I appreciate that Mitchell might have been at a loss for something to do now that he's both saved Ireland and saved the children of America from the dangers of improved bat speed, but a full congressional hearing seems like a bit of a reach for this particular workaholic. Perhaps I'm the only person standing in this particular line of thought, but the Mitchell Report felt a little light after the initial mediajaculation w/r/t the list of names. I'm not particularly interested in getting back into the particulars here, but suffice to say I can't imagine what on earth made Congress think that enough had changed post-report that a brand-new hearing needed to happen. And after reading Jayson Stark's live blog, I have no more of an idea than I did before.

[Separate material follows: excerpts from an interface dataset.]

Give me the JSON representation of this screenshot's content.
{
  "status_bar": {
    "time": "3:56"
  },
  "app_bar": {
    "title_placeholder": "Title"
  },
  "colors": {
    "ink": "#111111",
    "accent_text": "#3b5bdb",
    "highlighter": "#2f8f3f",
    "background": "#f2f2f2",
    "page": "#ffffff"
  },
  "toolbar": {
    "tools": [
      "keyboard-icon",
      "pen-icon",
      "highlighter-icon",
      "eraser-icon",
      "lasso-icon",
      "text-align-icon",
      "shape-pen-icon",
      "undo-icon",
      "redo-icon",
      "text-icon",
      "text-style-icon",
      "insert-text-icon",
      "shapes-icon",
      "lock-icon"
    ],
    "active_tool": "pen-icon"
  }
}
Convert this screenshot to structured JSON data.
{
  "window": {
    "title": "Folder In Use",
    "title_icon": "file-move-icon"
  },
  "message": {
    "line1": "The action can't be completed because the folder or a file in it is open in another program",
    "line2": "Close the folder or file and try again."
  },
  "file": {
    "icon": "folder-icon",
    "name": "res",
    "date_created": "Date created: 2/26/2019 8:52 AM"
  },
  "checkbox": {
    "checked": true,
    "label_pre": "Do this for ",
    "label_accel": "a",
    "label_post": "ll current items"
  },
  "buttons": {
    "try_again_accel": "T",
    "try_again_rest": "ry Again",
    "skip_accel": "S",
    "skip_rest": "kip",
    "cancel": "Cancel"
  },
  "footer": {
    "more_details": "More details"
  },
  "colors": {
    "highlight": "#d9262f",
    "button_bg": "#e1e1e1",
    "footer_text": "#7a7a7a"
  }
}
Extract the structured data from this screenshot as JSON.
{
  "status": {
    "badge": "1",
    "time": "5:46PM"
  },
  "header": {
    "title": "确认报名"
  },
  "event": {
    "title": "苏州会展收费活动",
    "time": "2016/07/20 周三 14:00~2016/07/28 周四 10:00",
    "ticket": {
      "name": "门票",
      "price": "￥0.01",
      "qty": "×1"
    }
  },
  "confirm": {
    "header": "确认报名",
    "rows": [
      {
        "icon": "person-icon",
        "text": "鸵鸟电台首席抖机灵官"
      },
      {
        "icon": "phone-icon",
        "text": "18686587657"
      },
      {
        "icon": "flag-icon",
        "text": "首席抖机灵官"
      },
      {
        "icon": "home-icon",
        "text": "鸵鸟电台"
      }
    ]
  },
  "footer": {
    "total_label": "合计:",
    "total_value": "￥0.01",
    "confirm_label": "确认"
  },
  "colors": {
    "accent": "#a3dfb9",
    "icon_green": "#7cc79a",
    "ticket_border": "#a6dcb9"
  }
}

What strikes me as interesting, though, is that these kinds of media circuses continue to take place. It's facile to say that politicians simply enjoy grandstanding, though that not to say it isn't true. However, politicians often act in accordance with maximum utility in mind; they rarely continue doing things that don't play well with constituents (at least not publicly), because nothing is more important than the next election for most career politicians. If you're to accept those premises, then clearly politicians have concluded things like the steroid hearings play well to the public and make them appear more ... congressional?
Despite its supposed status as a true marketplace of ideas — the ideal newspapers long claimed to represent despite the obviousness of that industry's inability to juggle unabridged honesty and the need to attract advertising — it appears the sports department of the blogosphere has adopted the same kind of ideological rigidity and hegemony that we often accuse the sports media of having. I can find nary a good sports blog that hasn't expressed some measure of outrage over these congressional hearings, not to mention fatigue over the steroid issue in general. If we're to believe that sports blogs represent the "common man's" outlook on sports, then one would think the Henry Waxmans of the world would take the hint and stop interrogating Donald Fehr. But they haven't, which leads me to believe that we're all missing something here in the blogosphere.
It might be a reach, but I see this as analogous to Ron Paul's run for the Republican nomination. If the primaries were held on the internet, Paul would win in a landslide not seen since the last time Fidel Castro held an "election." The momentum his campaign has generated on the internet — not to mention the insane outpouring of campaign contributions that is composed almost entirely of small donations counted in the low hundreds — would lead one to believe that Paul is not only a viable candidate (he's almost certainly not, which causes me no small amount of sadness) but that his ideas really hold water with a large percentage of the American populace.
Such must be the same with steroids in baseball. The interweb cognoscenti has thrown up its hands and said that we're all tired of it, but obviously has miscalulated exactly who the "royal we" in this case represents. Leeches don't affix themselves to corpses, only bodies that still pump blood; the fact that the U.S. Congress is still involved indicates that the heart of the steroid issue is still pumping. Now, it's just a matter of figuring out why, and perhaps in the process discovering if maybe we're the ones who are missing something.
I realize there's no point to this, but I just felt like riffing.